___ THE DATA ___

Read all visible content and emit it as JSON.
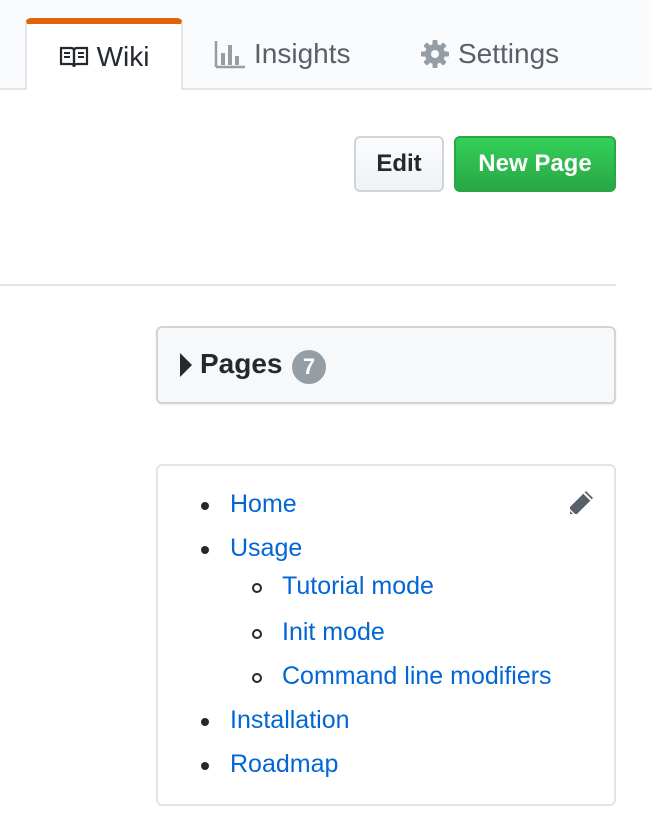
{
  "tabs": {
    "wiki": {
      "label": "Wiki",
      "icon": "book-icon",
      "selected": true
    },
    "insights": {
      "label": "Insights",
      "icon": "graph-icon"
    },
    "settings": {
      "label": "Settings",
      "icon": "gear-icon"
    }
  },
  "actions": {
    "edit_label": "Edit",
    "new_page_label": "New Page"
  },
  "pages_panel": {
    "label": "Pages",
    "count": "7",
    "expanded": false
  },
  "sidebar": {
    "edit_icon": "pencil-icon",
    "items": [
      {
        "label": "Home"
      },
      {
        "label": "Usage"
      },
      {
        "label": "Tutorial mode"
      },
      {
        "label": "Init mode"
      },
      {
        "label": "Command line modifiers"
      },
      {
        "label": "Installation"
      },
      {
        "label": "Roadmap"
      }
    ]
  },
  "colors": {
    "accent_tab": "#e36209",
    "link": "#0366d6",
    "primary_button": "#28a745",
    "counter_bg": "#959da5"
  }
}
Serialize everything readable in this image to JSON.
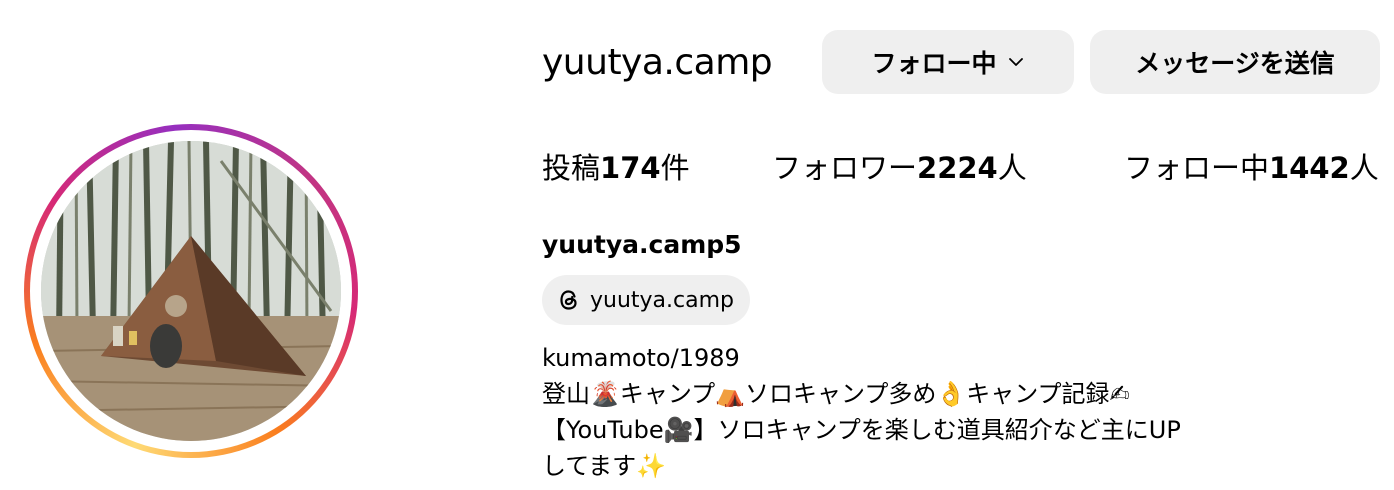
{
  "profile": {
    "username": "yuutya.camp",
    "full_name": "yuutya.camp5",
    "avatar": "avatar-tent-in-bamboo-forest"
  },
  "actions": {
    "following_label": "フォロー中",
    "message_label": "メッセージを送信"
  },
  "stats": {
    "posts_prefix": "投稿",
    "posts_count": "174",
    "posts_suffix": "件",
    "followers_prefix": "フォロワー",
    "followers_count": "2224",
    "followers_suffix": "人",
    "following_prefix": "フォロー中",
    "following_count": "1442",
    "following_suffix": "人"
  },
  "threads": {
    "icon": "threads-icon",
    "handle": "yuutya.camp"
  },
  "bio": {
    "lines": [
      "kumamoto/1989",
      "登山🌋キャンプ⛺ソロキャンプ多め👌キャンプ記録✍",
      "【YouTube🎥】ソロキャンプを楽しむ道具紹介など主にUP",
      "してます✨"
    ]
  },
  "colors": {
    "button_bg": "#efefef",
    "text": "#000000",
    "ring_gradient": [
      "#feda75",
      "#fa7e1e",
      "#d62976",
      "#962fbf"
    ]
  }
}
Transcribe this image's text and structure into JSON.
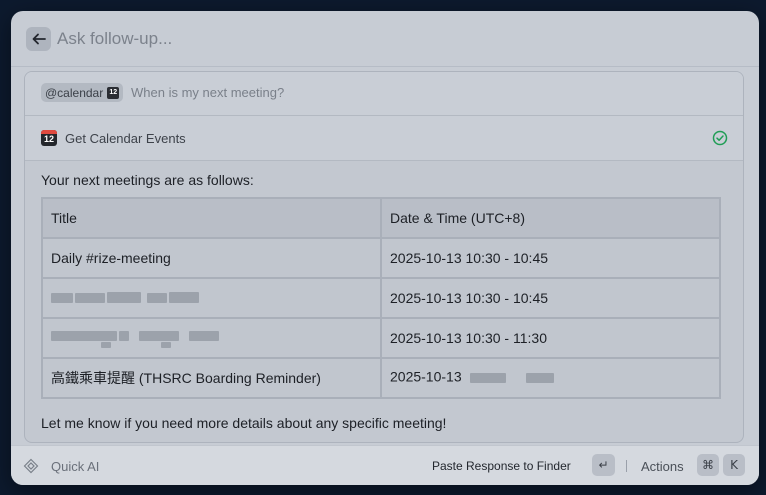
{
  "header": {
    "placeholder": "Ask follow-up..."
  },
  "query": {
    "mention": "@calendar",
    "mention_badge": "12",
    "text": "When is my next meeting?"
  },
  "tool": {
    "icon_number": "12",
    "label": "Get Calendar Events",
    "status_color": "#1f9d55"
  },
  "response": {
    "intro": "Your next meetings are as follows:",
    "table": {
      "headers": [
        "Title",
        "Date & Time (UTC+8)"
      ],
      "rows": [
        {
          "title": "Daily #rize-meeting",
          "datetime": "2025-10-13 10:30 - 10:45"
        },
        {
          "title": "",
          "datetime": "2025-10-13 10:30 - 10:45"
        },
        {
          "title": "",
          "datetime": "2025-10-13 10:30 - 11:30"
        },
        {
          "title": "高鐵乘車提醒 (THSRC Boarding Reminder)",
          "datetime": "2025-10-13"
        }
      ]
    },
    "outro": "Let me know if you need more details about any specific meeting!"
  },
  "footer": {
    "app_name": "Quick AI",
    "paste_label": "Paste Response to Finder",
    "paste_key": "↵",
    "actions_label": "Actions",
    "actions_key_1": "⌘",
    "actions_key_2": "K"
  }
}
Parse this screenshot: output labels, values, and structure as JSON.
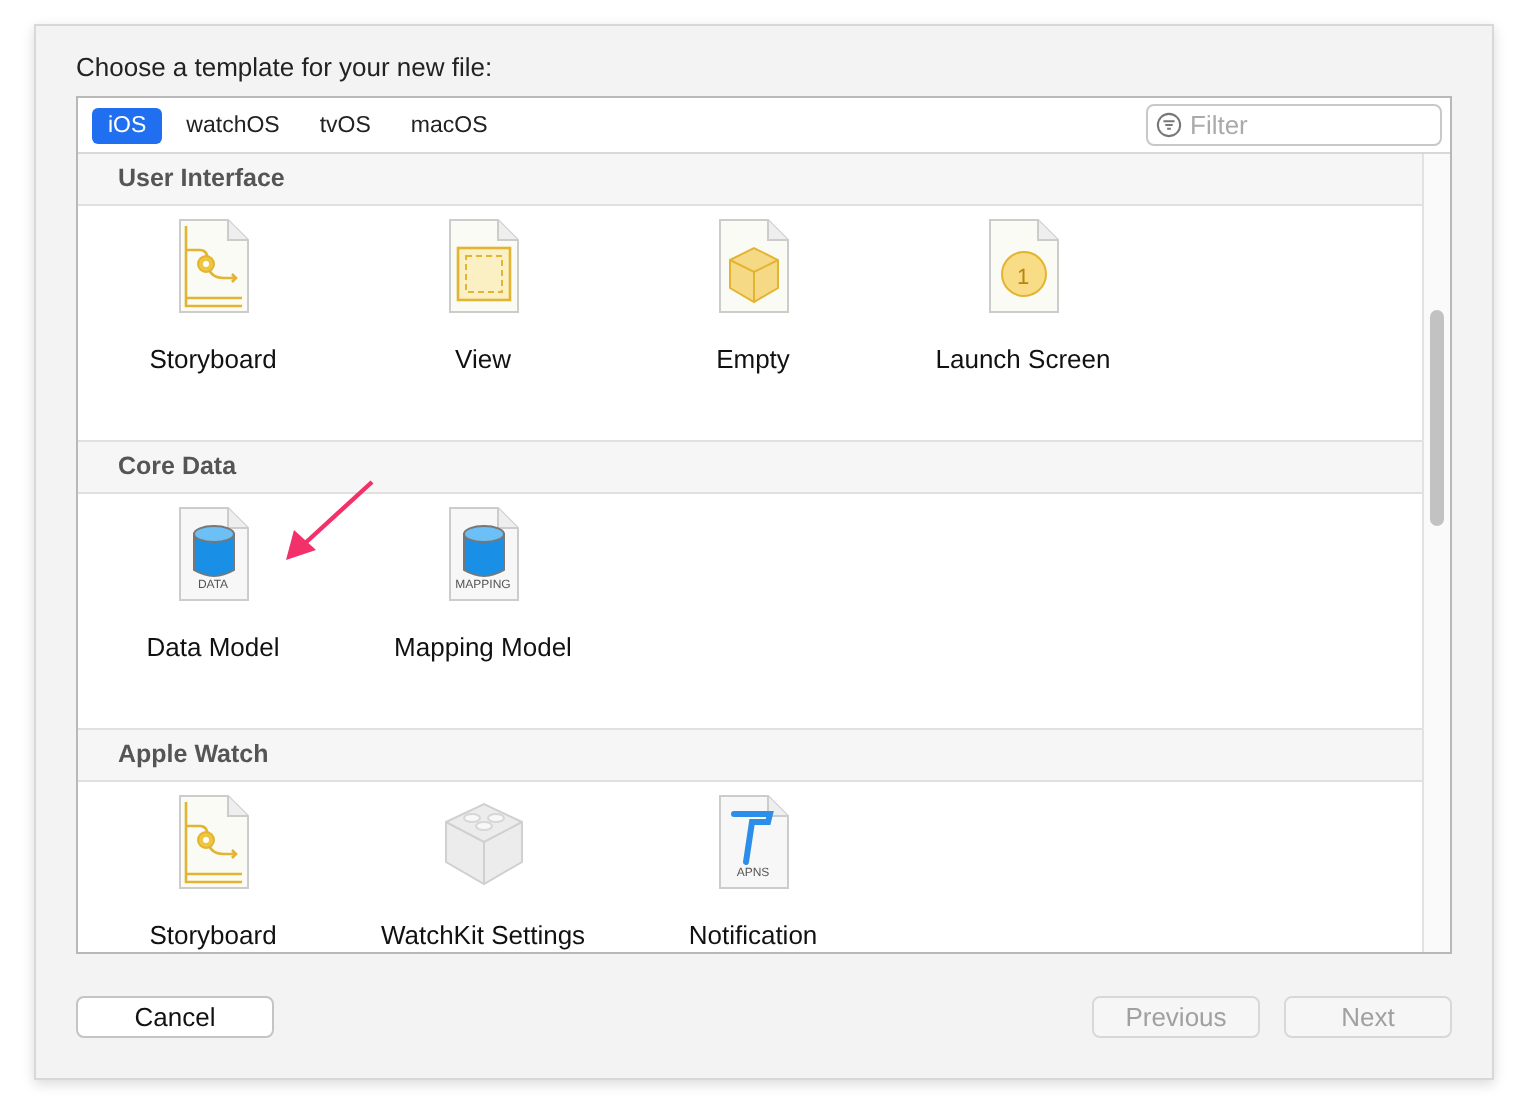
{
  "prompt": "Choose a template for your new file:",
  "tabs": [
    {
      "label": "iOS",
      "selected": true
    },
    {
      "label": "watchOS",
      "selected": false
    },
    {
      "label": "tvOS",
      "selected": false
    },
    {
      "label": "macOS",
      "selected": false
    }
  ],
  "filter": {
    "placeholder": "Filter"
  },
  "sections": [
    {
      "title": "User Interface",
      "items": [
        {
          "kind": "storyboard",
          "label": "Storyboard"
        },
        {
          "kind": "view",
          "label": "View"
        },
        {
          "kind": "empty",
          "label": "Empty"
        },
        {
          "kind": "launch",
          "label": "Launch Screen",
          "badge": "1"
        }
      ]
    },
    {
      "title": "Core Data",
      "items": [
        {
          "kind": "database",
          "label": "Data Model",
          "badge": "DATA"
        },
        {
          "kind": "database",
          "label": "Mapping Model",
          "badge": "MAPPING"
        }
      ]
    },
    {
      "title": "Apple Watch",
      "items": [
        {
          "kind": "storyboard",
          "label": "Storyboard"
        },
        {
          "kind": "brick",
          "label": "WatchKit Settings"
        },
        {
          "kind": "hammer",
          "label": "Notification",
          "badge": "APNS"
        }
      ]
    }
  ],
  "buttons": [
    {
      "label": "Cancel",
      "disabled": false
    },
    {
      "label": "Previous",
      "disabled": true
    },
    {
      "label": "Next",
      "disabled": true
    }
  ]
}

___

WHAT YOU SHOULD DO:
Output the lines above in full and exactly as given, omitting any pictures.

ANSWER TO THIS TASK:
Read all visible content and emit it as JSON.
{
  "tabs": {
    "wiki": {
      "label": "Wiki",
      "icon": "book-icon",
      "selected": true
    },
    "insights": {
      "label": "Insights",
      "icon": "graph-icon"
    },
    "settings": {
      "label": "Settings",
      "icon": "gear-icon"
    }
  },
  "actions": {
    "edit_label": "Edit",
    "new_page_label": "New Page"
  },
  "pages_panel": {
    "label": "Pages",
    "count": "7",
    "expanded": false
  },
  "sidebar": {
    "edit_icon": "pencil-icon",
    "items": [
      {
        "label": "Home"
      },
      {
        "label": "Usage"
      },
      {
        "label": "Tutorial mode"
      },
      {
        "label": "Init mode"
      },
      {
        "label": "Command line modifiers"
      },
      {
        "label": "Installation"
      },
      {
        "label": "Roadmap"
      }
    ]
  },
  "colors": {
    "accent_tab": "#e36209",
    "link": "#0366d6",
    "primary_button": "#28a745",
    "counter_bg": "#959da5"
  }
}
Serialize everything readable in this image to JSON.
{
  "profile": {
    "username": "yuutya.camp",
    "full_name": "yuutya.camp5",
    "avatar": "avatar-tent-in-bamboo-forest"
  },
  "actions": {
    "following_label": "フォロー中",
    "message_label": "メッセージを送信"
  },
  "stats": {
    "posts_prefix": "投稿",
    "posts_count": "174",
    "posts_suffix": "件",
    "followers_prefix": "フォロワー",
    "followers_count": "2224",
    "followers_suffix": "人",
    "following_prefix": "フォロー中",
    "following_count": "1442",
    "following_suffix": "人"
  },
  "threads": {
    "icon": "threads-icon",
    "handle": "yuutya.camp"
  },
  "bio": {
    "lines": [
      "kumamoto/1989",
      "登山🌋キャンプ⛺ソロキャンプ多め👌キャンプ記録✍",
      "【YouTube🎥】ソロキャンプを楽しむ道具紹介など主にUP",
      "してます✨"
    ]
  },
  "colors": {
    "button_bg": "#efefef",
    "text": "#000000",
    "ring_gradient": [
      "#feda75",
      "#fa7e1e",
      "#d62976",
      "#962fbf"
    ]
  }
}
Transcribe this image's text and structure into JSON.
{
  "header": {
    "placeholder": "Ask follow-up..."
  },
  "query": {
    "mention": "@calendar",
    "mention_badge": "12",
    "text": "When is my next meeting?"
  },
  "tool": {
    "icon_number": "12",
    "label": "Get Calendar Events",
    "status_color": "#1f9d55"
  },
  "response": {
    "intro": "Your next meetings are as follows:",
    "table": {
      "headers": [
        "Title",
        "Date & Time (UTC+8)"
      ],
      "rows": [
        {
          "title": "Daily #rize-meeting",
          "datetime": "2025-10-13 10:30 - 10:45"
        },
        {
          "title": "",
          "datetime": "2025-10-13 10:30 - 10:45"
        },
        {
          "title": "",
          "datetime": "2025-10-13 10:30 - 11:30"
        },
        {
          "title": "高鐵乘車提醒 (THSRC Boarding Reminder)",
          "datetime": "2025-10-13"
        }
      ]
    },
    "outro": "Let me know if you need more details about any specific meeting!"
  },
  "footer": {
    "app_name": "Quick AI",
    "paste_label": "Paste Response to Finder",
    "paste_key": "↵",
    "actions_label": "Actions",
    "actions_key_1": "⌘",
    "actions_key_2": "K"
  }
}
Parse this screenshot: output labels, values, and structure as JSON.
{
  "prompt": "Choose a template for your new file:",
  "tabs": [
    {
      "label": "iOS",
      "selected": true
    },
    {
      "label": "watchOS",
      "selected": false
    },
    {
      "label": "tvOS",
      "selected": false
    },
    {
      "label": "macOS",
      "selected": false
    }
  ],
  "filter": {
    "placeholder": "Filter"
  },
  "sections": [
    {
      "title": "User Interface",
      "items": [
        {
          "kind": "storyboard",
          "label": "Storyboard"
        },
        {
          "kind": "view",
          "label": "View"
        },
        {
          "kind": "empty",
          "label": "Empty"
        },
        {
          "kind": "launch",
          "label": "Launch Screen",
          "badge": "1"
        }
      ]
    },
    {
      "title": "Core Data",
      "items": [
        {
          "kind": "database",
          "label": "Data Model",
          "badge": "DATA"
        },
        {
          "kind": "database",
          "label": "Mapping Model",
          "badge": "MAPPING"
        }
      ]
    },
    {
      "title": "Apple Watch",
      "items": [
        {
          "kind": "storyboard",
          "label": "Storyboard"
        },
        {
          "kind": "brick",
          "label": "WatchKit Settings"
        },
        {
          "kind": "hammer",
          "label": "Notification",
          "badge": "APNS"
        }
      ]
    }
  ],
  "buttons": [
    {
      "label": "Cancel",
      "disabled": false
    },
    {
      "label": "Previous",
      "disabled": true
    },
    {
      "label": "Next",
      "disabled": true
    }
  ]
}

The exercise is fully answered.